Mrs. Natalie Fei
What Helps with Executive Functioning?
Executive function and self-regulation skills are the mental processes that help us plan, organize, remember multiple directions, and juggle multiple tasks successfully (from Harvard University’s definition). Here are some games and ideas to help your student improve his or her executive function and self-regulation skills.
Card Games and Board Games
Hearts, spades, and bridge are games where kids have to track cards, which helps with working memory and strategy. Poker or mahjong can help with cognitive flexibility. Even minecraft or dungeons and dragons can help with strategies, working memory, and reaching goals.
Physical Activities/Outdoor Games
Organized sports have been shown to improve all aspects of executive function. Jump rope can help develop attention control and working memory. Outdoor games like tag or ghost in the graveyard can help with strategic skills as well. Even laser tag or paintball can be beneficial!
Music, Singing, and Dance
Learning to play an instrument can help with self-monitoring, attention, and working memory. Even simply participating in a music class of some sort can challenge students’ coordination levels, cognitive flexibility, as well as working memory and attention. Singing and dancing both have many executive functioning benefits, especially as the skill levels increase.

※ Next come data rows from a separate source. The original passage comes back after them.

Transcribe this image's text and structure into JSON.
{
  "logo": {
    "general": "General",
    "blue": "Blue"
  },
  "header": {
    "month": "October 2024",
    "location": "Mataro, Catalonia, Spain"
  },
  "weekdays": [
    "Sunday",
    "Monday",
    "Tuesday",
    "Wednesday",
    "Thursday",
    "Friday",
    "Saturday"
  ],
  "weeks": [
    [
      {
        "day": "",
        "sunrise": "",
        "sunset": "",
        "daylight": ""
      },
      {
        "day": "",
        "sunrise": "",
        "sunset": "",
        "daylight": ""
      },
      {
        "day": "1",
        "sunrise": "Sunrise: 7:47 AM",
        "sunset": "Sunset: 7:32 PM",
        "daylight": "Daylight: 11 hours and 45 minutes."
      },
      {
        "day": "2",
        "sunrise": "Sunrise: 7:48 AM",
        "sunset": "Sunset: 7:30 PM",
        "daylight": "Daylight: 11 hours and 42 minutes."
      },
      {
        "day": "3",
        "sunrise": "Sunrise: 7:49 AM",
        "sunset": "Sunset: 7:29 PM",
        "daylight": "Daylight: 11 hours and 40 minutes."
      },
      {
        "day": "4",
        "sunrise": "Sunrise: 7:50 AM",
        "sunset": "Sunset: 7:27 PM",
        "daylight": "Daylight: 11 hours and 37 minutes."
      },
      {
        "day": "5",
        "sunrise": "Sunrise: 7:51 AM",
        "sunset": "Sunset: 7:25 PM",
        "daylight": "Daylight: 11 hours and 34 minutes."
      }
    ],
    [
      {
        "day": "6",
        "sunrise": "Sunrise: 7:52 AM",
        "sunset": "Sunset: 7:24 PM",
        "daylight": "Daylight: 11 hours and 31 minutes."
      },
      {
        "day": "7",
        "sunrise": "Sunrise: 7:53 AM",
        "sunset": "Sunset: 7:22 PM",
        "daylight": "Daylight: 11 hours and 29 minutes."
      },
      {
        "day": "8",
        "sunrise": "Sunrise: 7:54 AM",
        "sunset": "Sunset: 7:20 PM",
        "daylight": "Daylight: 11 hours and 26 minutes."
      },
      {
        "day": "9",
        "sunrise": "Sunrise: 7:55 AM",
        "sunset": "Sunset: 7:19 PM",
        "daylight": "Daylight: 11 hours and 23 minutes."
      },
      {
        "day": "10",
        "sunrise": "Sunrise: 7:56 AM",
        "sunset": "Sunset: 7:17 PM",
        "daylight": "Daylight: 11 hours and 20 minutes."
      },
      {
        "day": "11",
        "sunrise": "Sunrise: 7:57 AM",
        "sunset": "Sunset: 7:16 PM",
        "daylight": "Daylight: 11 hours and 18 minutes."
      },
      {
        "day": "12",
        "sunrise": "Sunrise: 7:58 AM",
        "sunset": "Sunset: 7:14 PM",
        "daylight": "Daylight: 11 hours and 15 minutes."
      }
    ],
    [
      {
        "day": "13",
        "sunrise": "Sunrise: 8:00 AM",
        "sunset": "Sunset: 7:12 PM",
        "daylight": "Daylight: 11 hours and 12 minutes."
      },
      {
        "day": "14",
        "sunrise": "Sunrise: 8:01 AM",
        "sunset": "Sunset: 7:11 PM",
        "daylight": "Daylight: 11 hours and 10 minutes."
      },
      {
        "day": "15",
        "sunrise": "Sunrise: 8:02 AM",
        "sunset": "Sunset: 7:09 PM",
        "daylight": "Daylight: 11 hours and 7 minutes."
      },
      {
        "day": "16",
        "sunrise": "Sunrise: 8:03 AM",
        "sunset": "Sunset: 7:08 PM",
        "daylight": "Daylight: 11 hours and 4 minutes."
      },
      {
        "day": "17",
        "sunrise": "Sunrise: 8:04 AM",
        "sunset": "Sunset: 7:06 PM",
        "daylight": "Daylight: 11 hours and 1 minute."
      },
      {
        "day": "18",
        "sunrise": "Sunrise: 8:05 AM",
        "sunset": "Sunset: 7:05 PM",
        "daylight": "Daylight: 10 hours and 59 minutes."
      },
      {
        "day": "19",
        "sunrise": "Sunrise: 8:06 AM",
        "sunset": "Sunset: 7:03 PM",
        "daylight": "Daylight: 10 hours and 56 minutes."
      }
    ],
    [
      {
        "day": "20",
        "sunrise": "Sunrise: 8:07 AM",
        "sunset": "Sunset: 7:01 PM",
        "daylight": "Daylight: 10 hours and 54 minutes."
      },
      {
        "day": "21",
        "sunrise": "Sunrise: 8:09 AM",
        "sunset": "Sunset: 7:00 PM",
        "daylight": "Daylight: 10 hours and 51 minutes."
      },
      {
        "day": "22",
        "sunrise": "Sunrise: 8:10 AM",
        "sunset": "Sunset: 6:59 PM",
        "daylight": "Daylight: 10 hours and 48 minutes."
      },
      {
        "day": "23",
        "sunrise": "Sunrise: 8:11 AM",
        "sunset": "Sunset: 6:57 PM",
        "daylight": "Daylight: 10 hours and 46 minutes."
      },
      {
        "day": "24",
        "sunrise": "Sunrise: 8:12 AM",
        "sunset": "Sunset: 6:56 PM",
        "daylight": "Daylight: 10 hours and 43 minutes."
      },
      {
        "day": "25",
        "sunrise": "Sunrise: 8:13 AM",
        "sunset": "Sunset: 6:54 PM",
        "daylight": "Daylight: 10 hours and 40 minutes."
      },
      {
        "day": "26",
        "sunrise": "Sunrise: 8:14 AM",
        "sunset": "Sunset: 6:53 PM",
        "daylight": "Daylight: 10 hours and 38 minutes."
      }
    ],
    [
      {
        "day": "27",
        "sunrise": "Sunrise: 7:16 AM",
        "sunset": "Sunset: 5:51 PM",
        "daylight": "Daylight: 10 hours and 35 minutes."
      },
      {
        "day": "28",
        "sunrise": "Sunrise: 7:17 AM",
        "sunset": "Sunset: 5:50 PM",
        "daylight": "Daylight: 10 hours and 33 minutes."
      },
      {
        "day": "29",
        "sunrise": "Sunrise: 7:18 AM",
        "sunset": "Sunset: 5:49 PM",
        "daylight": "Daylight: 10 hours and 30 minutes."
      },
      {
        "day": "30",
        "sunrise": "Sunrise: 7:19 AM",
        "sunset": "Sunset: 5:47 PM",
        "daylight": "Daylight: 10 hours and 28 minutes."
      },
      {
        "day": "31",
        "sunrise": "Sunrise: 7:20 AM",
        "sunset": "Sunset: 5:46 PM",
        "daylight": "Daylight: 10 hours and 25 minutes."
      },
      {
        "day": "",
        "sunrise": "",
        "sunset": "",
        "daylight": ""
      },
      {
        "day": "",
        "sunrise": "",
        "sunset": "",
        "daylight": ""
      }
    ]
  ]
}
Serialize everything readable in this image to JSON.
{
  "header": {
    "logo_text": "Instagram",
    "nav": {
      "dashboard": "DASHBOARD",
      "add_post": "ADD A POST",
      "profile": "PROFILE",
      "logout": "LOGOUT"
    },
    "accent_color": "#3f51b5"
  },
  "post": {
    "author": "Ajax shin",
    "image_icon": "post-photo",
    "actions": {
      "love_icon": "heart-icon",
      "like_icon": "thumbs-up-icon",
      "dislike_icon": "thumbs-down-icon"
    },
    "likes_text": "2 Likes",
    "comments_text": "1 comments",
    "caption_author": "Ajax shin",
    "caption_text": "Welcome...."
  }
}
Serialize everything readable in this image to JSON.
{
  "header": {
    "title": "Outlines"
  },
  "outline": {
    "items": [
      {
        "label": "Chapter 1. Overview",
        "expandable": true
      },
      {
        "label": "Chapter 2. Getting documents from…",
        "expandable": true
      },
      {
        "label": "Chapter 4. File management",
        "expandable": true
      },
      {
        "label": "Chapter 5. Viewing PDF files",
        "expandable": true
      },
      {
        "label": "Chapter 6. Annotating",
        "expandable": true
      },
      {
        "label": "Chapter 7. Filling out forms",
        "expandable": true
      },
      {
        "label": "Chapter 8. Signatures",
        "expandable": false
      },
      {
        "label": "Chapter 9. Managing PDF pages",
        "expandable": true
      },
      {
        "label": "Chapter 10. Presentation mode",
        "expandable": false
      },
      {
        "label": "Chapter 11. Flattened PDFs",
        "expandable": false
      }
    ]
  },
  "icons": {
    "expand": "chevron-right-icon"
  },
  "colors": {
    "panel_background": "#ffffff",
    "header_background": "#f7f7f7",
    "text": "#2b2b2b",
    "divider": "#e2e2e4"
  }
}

Crossword puzzles, Sudoku, spatial puzzles (think of the Rubik’s cube), or online computer game puzzles can uti lize working memory, attention, cognitive flexibility, and more.
Information taken from Center on the Developing Child at Harvard University.